When someone asks, "How are you?" do you usually answer "Fine" or "OK"?
Most of us interpret the question as a friendly greeting and not an actual query as to the landscape of our feelings. Besides, human emotion is so complex, the prospect of sorting out our sentiments and trying to communicate them can be quite daunting!
But when times are tough it is important to explore our emotions. I use the word "explore" because there are many ways to work with our inner responses. Exploration means you get to try out different approaches and see what's useful for you in various circumstances.

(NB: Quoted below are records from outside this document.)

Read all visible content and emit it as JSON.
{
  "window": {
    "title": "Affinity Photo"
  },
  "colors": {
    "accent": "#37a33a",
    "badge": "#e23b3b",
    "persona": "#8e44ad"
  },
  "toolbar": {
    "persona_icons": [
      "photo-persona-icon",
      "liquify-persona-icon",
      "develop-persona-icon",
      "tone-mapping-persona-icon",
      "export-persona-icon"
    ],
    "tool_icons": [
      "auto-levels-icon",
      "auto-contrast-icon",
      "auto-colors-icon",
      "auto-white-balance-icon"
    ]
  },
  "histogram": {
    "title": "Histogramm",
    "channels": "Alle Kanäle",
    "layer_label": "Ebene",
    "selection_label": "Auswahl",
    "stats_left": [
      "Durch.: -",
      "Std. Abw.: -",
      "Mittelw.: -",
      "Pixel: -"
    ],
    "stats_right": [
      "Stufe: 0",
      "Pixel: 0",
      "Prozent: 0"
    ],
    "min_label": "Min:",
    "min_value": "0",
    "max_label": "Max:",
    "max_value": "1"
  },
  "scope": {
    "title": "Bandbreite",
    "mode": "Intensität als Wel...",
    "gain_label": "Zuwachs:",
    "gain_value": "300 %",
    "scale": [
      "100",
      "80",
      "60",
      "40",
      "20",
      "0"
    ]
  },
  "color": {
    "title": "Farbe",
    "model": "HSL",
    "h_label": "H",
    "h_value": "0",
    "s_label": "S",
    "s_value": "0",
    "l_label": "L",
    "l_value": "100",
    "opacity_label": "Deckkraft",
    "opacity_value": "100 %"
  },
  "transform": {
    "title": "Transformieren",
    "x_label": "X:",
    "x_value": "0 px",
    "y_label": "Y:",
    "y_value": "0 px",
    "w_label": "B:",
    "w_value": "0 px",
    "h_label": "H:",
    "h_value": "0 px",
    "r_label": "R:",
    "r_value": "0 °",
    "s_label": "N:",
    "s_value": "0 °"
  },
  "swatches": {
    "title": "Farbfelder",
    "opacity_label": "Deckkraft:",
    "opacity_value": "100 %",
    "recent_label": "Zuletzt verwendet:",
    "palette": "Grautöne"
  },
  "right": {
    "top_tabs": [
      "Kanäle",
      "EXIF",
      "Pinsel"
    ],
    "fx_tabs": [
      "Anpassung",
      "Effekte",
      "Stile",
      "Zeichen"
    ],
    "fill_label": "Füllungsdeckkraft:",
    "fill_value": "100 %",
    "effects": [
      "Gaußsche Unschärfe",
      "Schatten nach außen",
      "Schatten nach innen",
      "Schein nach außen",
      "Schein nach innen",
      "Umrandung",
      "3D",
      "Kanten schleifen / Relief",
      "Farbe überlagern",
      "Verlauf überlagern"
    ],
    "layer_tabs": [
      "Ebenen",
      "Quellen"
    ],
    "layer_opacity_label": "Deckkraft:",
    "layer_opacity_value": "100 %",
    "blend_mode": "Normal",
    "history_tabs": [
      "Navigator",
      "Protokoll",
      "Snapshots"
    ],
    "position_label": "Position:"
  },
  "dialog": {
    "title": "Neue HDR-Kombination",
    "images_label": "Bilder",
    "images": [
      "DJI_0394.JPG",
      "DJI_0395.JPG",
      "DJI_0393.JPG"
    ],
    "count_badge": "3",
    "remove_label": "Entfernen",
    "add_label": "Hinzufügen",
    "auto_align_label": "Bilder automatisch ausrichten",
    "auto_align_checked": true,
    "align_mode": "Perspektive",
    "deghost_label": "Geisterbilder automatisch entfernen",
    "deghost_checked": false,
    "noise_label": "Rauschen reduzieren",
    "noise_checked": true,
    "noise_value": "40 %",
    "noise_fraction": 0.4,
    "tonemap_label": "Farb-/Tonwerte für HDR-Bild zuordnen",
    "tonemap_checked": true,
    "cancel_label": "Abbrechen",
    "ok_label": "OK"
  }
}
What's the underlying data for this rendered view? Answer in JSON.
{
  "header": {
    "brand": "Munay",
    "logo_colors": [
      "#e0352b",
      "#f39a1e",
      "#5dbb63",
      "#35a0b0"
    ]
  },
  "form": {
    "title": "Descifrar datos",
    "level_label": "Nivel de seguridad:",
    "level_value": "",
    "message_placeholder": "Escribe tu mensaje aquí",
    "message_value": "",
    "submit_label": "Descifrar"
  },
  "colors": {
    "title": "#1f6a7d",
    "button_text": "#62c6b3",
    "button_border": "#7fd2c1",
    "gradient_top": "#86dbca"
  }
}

Just naming emotions seems to calm the fight or flight response that can keep us on high alert. So what is a feeling? Here's a handy guide. A word is a feeling if the phrase "I feel ____" can be replaced with "I am ____." For example, "I feel cold" expresses a feeling and I can accurately replace it with "I am cold." (Similarly, "I am frustrated, angry, overwhelmed, hurt, lost, discombobulated," etc., all communicate feelings.)
If you find yourself thinking or saying "I feel that....." it wouldn't make sense to say "I am that...." Most likely this is an expression of a belief or a thought. While beliefs and thoughts are important, see if you can detect the feelings connected to your thoughts.
Once you identify your feelings, try not to judge them. Remember they are not good or bad, they just are. While certain emotions may be more pleasant or unpleasant to experience, the fact that you have a certain feeling is actually a neutral statement and not (for example) a commentary on your worth as an individual.
Having our emotions validated is a powerfully healing experience and I know this first-hand. Validation means telling someone how you feel and having them acknowledge it and hold it without trying to make it go away. Even if someone can't possibly know what your experience is truly like, they can still validate your feelings.
The next time you're with someone who is upset, try thinking of yourself as a friend who will help them hold whatever they're feeling. It's a gift they will undoubtedly appreciate. It's also a skill you can teach others.
While it's important to give yourself permission to feel your feelings, you also get to choose the moments and duration of your emotional explorations. I know from experience that some feelings are difficult to tolerate for very long, and some are inconvenient to experience in certain environments. As long as you're not denying what you feel and you're not refusing to feel, you absolutely get to choose when, where, with whom, and for how long you attend to your feelings in any given session.
Especially when feelings are tough and intense, purposeful distraction can provide a useful respite and pave the way to more meaningful exploration later on. Imagine your inner self carefully and lovingly wrapping up those feelings in a beautiful box and setting it gently on a shelf in a corner of your mind. You know where it is and you know you'll return to re-open the box and work again with its contents. Just don't forget about it completely because forsaken emotions tend to find you and demand urgent attention when you least expect it.
Did you know that under certain circumstances we can choose a feeling? Again, make sure you're not denying what's organically there, but there may be some moments when you decide to try on a positive feeling that's different from your natural state during times of challenge.
This is sort of like "fake it till you make it" and while I don't advocate using this strategy as a default setting, it can be a nice intermittent reminder of what's possible in the future. As such, it can instill hope when times seem hopeless and provide another type of temporary respite.
So don't be afraid to explore your emotions. Take them out, turn them upside down and inside out, look at them from all sides, share them, take breaks from them, and get to know them as well as you can. Notice as they shift and evolve over time. You are a remarkable and unique individual with an emotional experience all your own. Honor it and you honor yourself.
Essays on Grief Resilience